What to do — Scan the entries line by line and return those with "back".

Records supplied —
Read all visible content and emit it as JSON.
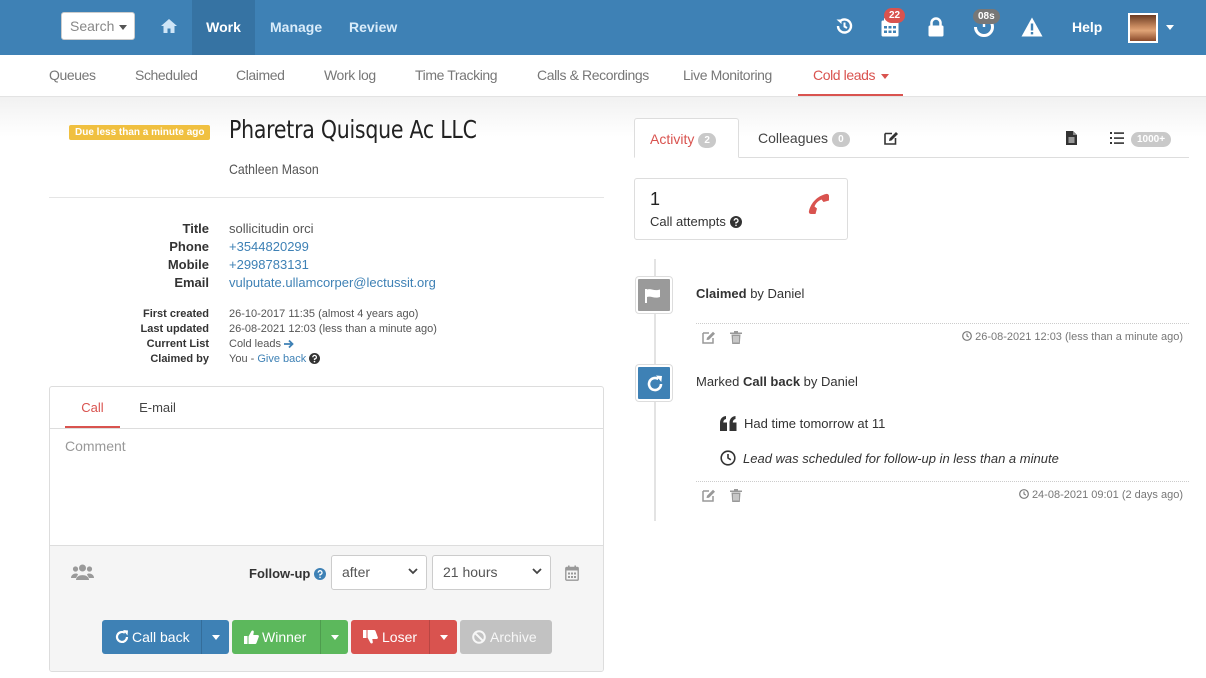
{
  "topbar": {
    "search_placeholder": "Search",
    "nav": {
      "work": "Work",
      "manage": "Manage",
      "review": "Review"
    },
    "calendar_badge": "22",
    "timer_badge": "08s",
    "help": "Help",
    "accent_color": "#3e81b5"
  },
  "subnav": {
    "items": [
      "Queues",
      "Scheduled",
      "Claimed",
      "Work log",
      "Time Tracking",
      "Calls & Recordings",
      "Live Monitoring",
      "Cold leads"
    ],
    "active": "Cold leads"
  },
  "lead": {
    "due_badge": "Due less than a minute ago",
    "company": "Pharetra Quisque Ac LLC",
    "contact": "Cathleen Mason",
    "details": {
      "title_label": "Title",
      "title_value": "sollicitudin orci",
      "phone_label": "Phone",
      "phone_value": "+3544820299",
      "mobile_label": "Mobile",
      "mobile_value": "+2998783131",
      "email_label": "Email",
      "email_value": "vulputate.ullamcorper@lectussit.org",
      "first_created_label": "First created",
      "first_created_value": "26-10-2017 11:35 (almost 4 years ago)",
      "last_updated_label": "Last updated",
      "last_updated_value": "26-08-2021 12:03 (less than a minute ago)",
      "current_list_label": "Current List",
      "current_list_value": "Cold leads",
      "claimed_by_label": "Claimed by",
      "claimed_by_value": "You - ",
      "give_back": "Give back"
    }
  },
  "compose": {
    "tabs": [
      "Call",
      "E-mail"
    ],
    "active_tab": "Call",
    "comment_placeholder": "Comment",
    "followup_label": "Follow-up",
    "followup_mode": "after",
    "followup_amount": "21 hours",
    "buttons": {
      "callback": "Call back",
      "winner": "Winner",
      "loser": "Loser",
      "archive": "Archive"
    }
  },
  "activity": {
    "tabs": {
      "activity": "Activity",
      "activity_count": "2",
      "colleagues": "Colleagues",
      "colleagues_count": "0",
      "list_count": "1000+"
    },
    "attempts": {
      "count": "1",
      "label": "Call attempts"
    },
    "events": [
      {
        "bold": "Claimed",
        "rest": " by Daniel",
        "time": "26-08-2021 12:03 (less than a minute ago)"
      },
      {
        "prefix": "Marked ",
        "bold": "Call back",
        "rest": " by Daniel",
        "quote": "Had time tomorrow at 11",
        "note": "Lead was scheduled for follow-up in less than a minute",
        "time": "24-08-2021 09:01 (2 days ago)"
      }
    ]
  }
}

Solution for this problem —
      "give_back": "Give back"
      "callback": "Call back",
        "bold": "Call back",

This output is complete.